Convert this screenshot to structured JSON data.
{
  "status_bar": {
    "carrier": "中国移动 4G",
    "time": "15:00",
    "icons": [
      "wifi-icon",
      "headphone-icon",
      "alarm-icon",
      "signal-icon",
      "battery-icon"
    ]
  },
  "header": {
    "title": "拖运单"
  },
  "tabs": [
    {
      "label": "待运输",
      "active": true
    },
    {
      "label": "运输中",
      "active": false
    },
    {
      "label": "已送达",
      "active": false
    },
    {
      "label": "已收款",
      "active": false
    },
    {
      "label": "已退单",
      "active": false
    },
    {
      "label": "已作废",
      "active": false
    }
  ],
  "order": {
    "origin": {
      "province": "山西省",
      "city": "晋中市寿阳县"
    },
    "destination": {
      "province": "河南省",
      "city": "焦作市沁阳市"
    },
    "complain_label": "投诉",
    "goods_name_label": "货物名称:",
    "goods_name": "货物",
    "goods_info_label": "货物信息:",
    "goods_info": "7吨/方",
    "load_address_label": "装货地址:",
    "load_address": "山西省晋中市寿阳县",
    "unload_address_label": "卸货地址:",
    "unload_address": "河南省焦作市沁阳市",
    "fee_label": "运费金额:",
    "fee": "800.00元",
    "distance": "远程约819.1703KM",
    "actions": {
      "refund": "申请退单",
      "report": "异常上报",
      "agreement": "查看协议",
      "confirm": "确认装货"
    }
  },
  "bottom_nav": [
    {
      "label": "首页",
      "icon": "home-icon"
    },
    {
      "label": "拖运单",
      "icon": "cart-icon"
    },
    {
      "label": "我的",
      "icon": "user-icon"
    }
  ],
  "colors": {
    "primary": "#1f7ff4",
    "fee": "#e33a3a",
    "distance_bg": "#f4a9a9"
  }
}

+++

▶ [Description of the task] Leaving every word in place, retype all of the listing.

▶ [Response box]
Convert this screenshot to structured JSON data.
{
  "status_bar": {
    "carrier": "中国移动 4G",
    "time": "15:00",
    "icons": [
      "wifi-icon",
      "headphone-icon",
      "alarm-icon",
      "signal-icon",
      "battery-icon"
    ]
  },
  "header": {
    "title": "拖运单"
  },
  "tabs": [
    {
      "label": "待运输",
      "active": true
    },
    {
      "label": "运输中",
      "active": false
    },
    {
      "label": "已送达",
      "active": false
    },
    {
      "label": "已收款",
      "active": false
    },
    {
      "label": "已退单",
      "active": false
    },
    {
      "label": "已作废",
      "active": false
    }
  ],
  "order": {
    "origin": {
      "province": "山西省",
      "city": "晋中市寿阳县"
    },
    "destination": {
      "province": "河南省",
      "city": "焦作市沁阳市"
    },
    "complain_label": "投诉",
    "goods_name_label": "货物名称:",
    "goods_name": "货物",
    "goods_info_label": "货物信息:",
    "goods_info": "7吨/方",
    "load_address_label": "装货地址:",
    "load_address": "山西省晋中市寿阳县",
    "unload_address_label": "卸货地址:",
    "unload_address": "河南省焦作市沁阳市",
    "fee_label": "运费金额:",
    "fee": "800.00元",
    "distance": "远程约819.1703KM",
    "actions": {
      "refund": "申请退单",
      "report": "异常上报",
      "agreement": "查看协议",
      "confirm": "确认装货"
    }
  },
  "bottom_nav": [
    {
      "label": "首页",
      "icon": "home-icon"
    },
    {
      "label": "拖运单",
      "icon": "cart-icon"
    },
    {
      "label": "我的",
      "icon": "user-icon"
    }
  ],
  "colors": {
    "primary": "#1f7ff4",
    "fee": "#e33a3a",
    "distance_bg": "#f4a9a9"
  }
}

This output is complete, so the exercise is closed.